During the day, Hayata Sarıl Lokantası (Embrace Life Restaurant) in Istanbul, Turkey, functions as a regular restaurant — patrons order, eat, and pay for their meals. But in the evening, after 7 p.m., things change: guests typically order a meal for themselves and one for the homeless to pick up. This small, ground-floor place, which is tucked away in the city’s historic Taksim Square, was founded by Ayşe Tükrükçü, a former sex worker and survivor of sexual abuse, who was determined to transform her painful experiences into a force of social good. The motto of the restaurant is “employment, food, life.”
Tükrükçü wanted to go beyond offering food for those who are struggling financially, including former survivors of violence like her. She started an initiative to provide housing, job training, and other services at the restaurant.
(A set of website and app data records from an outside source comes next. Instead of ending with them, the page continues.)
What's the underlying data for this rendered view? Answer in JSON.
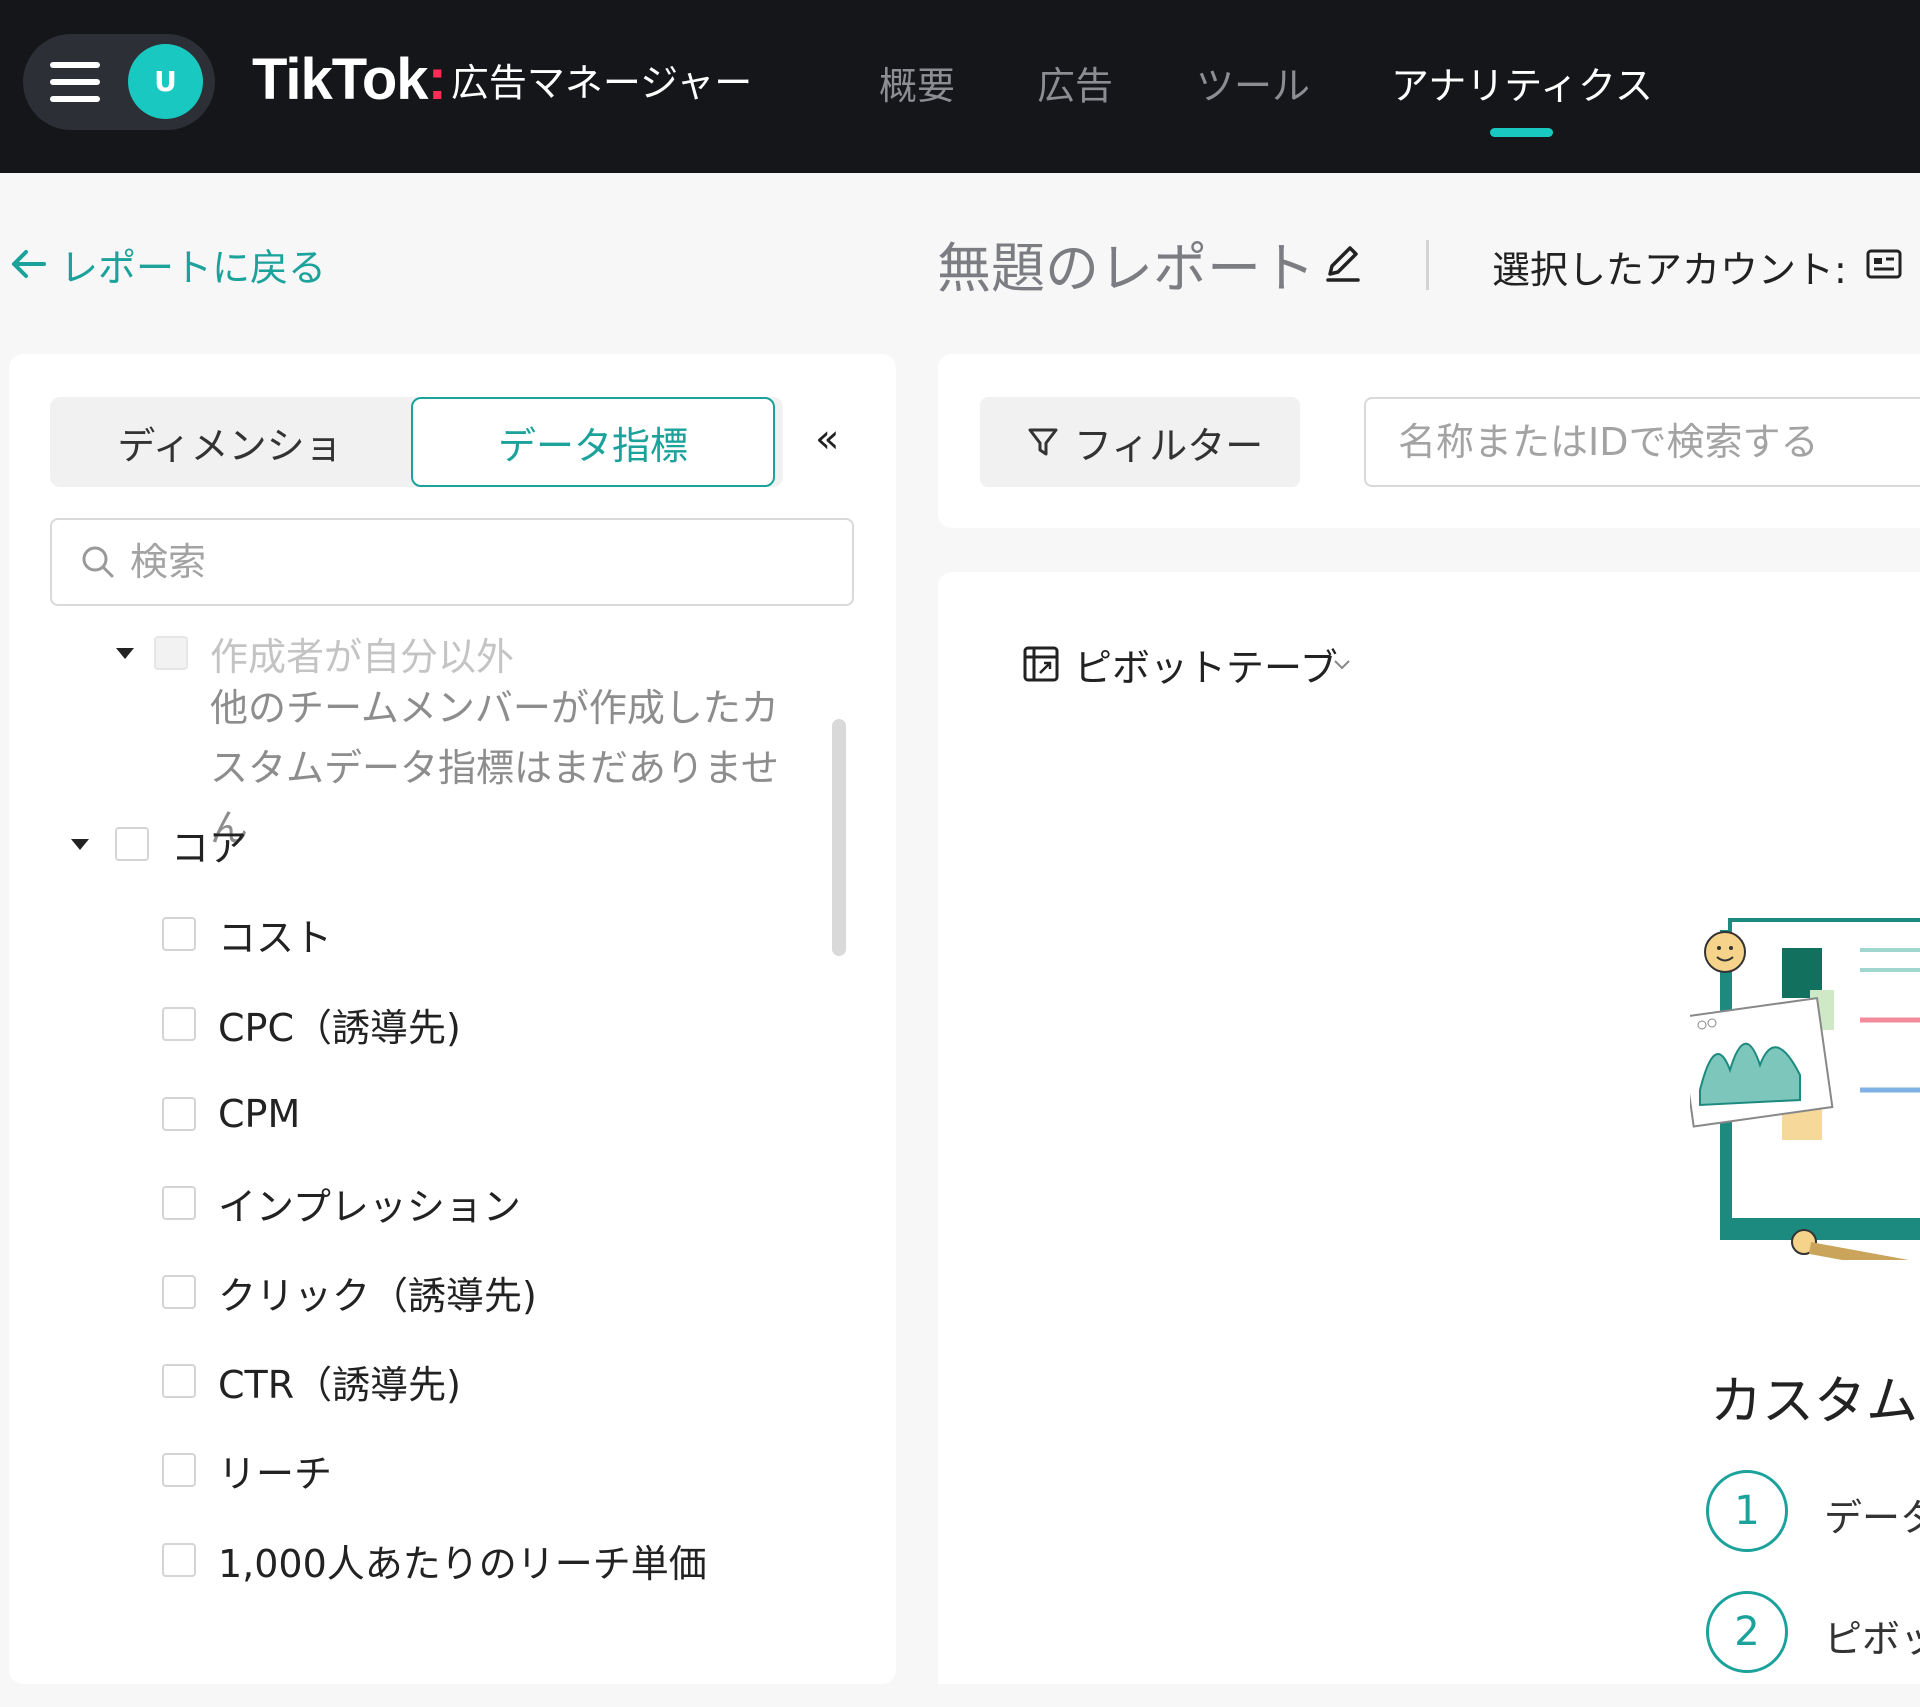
{
  "header": {
    "avatar_initial": "U",
    "brand_name": "TikTok",
    "brand_product": "広告マネージャー",
    "nav": [
      "概要",
      "広告",
      "ツール",
      "アナリティクス"
    ],
    "active_nav": "アナリティクス",
    "accent_color": "#19c9c1"
  },
  "subheader": {
    "back_label": "レポートに戻る",
    "report_title": "無題のレポート",
    "account_label": "選択したアカウント:"
  },
  "left_panel": {
    "tab_dimensions": "ディメンショ",
    "tab_metrics": "データ指標",
    "collapse_symbol": "«",
    "search_placeholder": "検索",
    "group_custom_other": "作成者が自分以外",
    "custom_empty_note": "他のチームメンバーが作成したカスタムデータ指標はまだありません",
    "group_core": "コア",
    "core_items": [
      "コスト",
      "CPC（誘導先)",
      "CPM",
      "インプレッション",
      "クリック（誘導先)",
      "CTR（誘導先)",
      "リーチ",
      "1,000人あたりのリーチ単価"
    ]
  },
  "toolbar": {
    "filter_label": "フィルター",
    "name_search_placeholder": "名称またはIDで検索する"
  },
  "main": {
    "pivot_label": "ピボットテーブ",
    "custom_heading": "カスタム",
    "steps": [
      {
        "number": "1",
        "text": "データ"
      },
      {
        "number": "2",
        "text": "ピボッ"
      }
    ]
  }
}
Run with the help of donations and the support of volunteers, the program also offers psychological assistance and personal coaching.
Once they graduate from the program, participants receive continued support, including financial help for higher education if they choose to go in that direction. And if they want to continue in the food business, they can sign up for trainings at some of the best restaurants in Istanbul. This is all an outcome of local collaboration, Tükrükçü says. “From the chefs who come to teach, to the personal coaches who come to offer their wisdom, to the friend who sends us paper soup cups, we are in this together,” she says.
Explaining the many barriers former sex workers, abuse victims, and the homeless face at getting a fresh start in life, Tükrükçü says her personal experiences helped her understand that what is needed most to build a new life is skills. She says she was sexually abused when she was five years old, and beaten by both her parents until she left home in her teens. She says no one was there while she was going through those trying times, adding that she had to stay in bathrooms and work at numerous brothels. She says she was eventually sold to a bordello in the southern province of Mersin. “I have been sold to a total of seven brothels across Turkey,” she says, adding that these experiences strengthened her resolve to support others going through similar challenges.
While Tükrükçü’s crew are mostly focused on the restaurant, she’s already dreaming up her next projects. Next up, she wants to build a laundromat for the homeless. She says she knows how much having access to clean clothes would improve the physical and mental health conditions for those on the street. “When people come together over a purpose to support those in need, beautiful things happen,” Tükrükçü says. “And that is how we fix the brokenness — through a strong, shared determination to collaborate, hand-in-hand.”
Photo of Ayşe Tükrükçü (top, right) and team by Nimet Kirac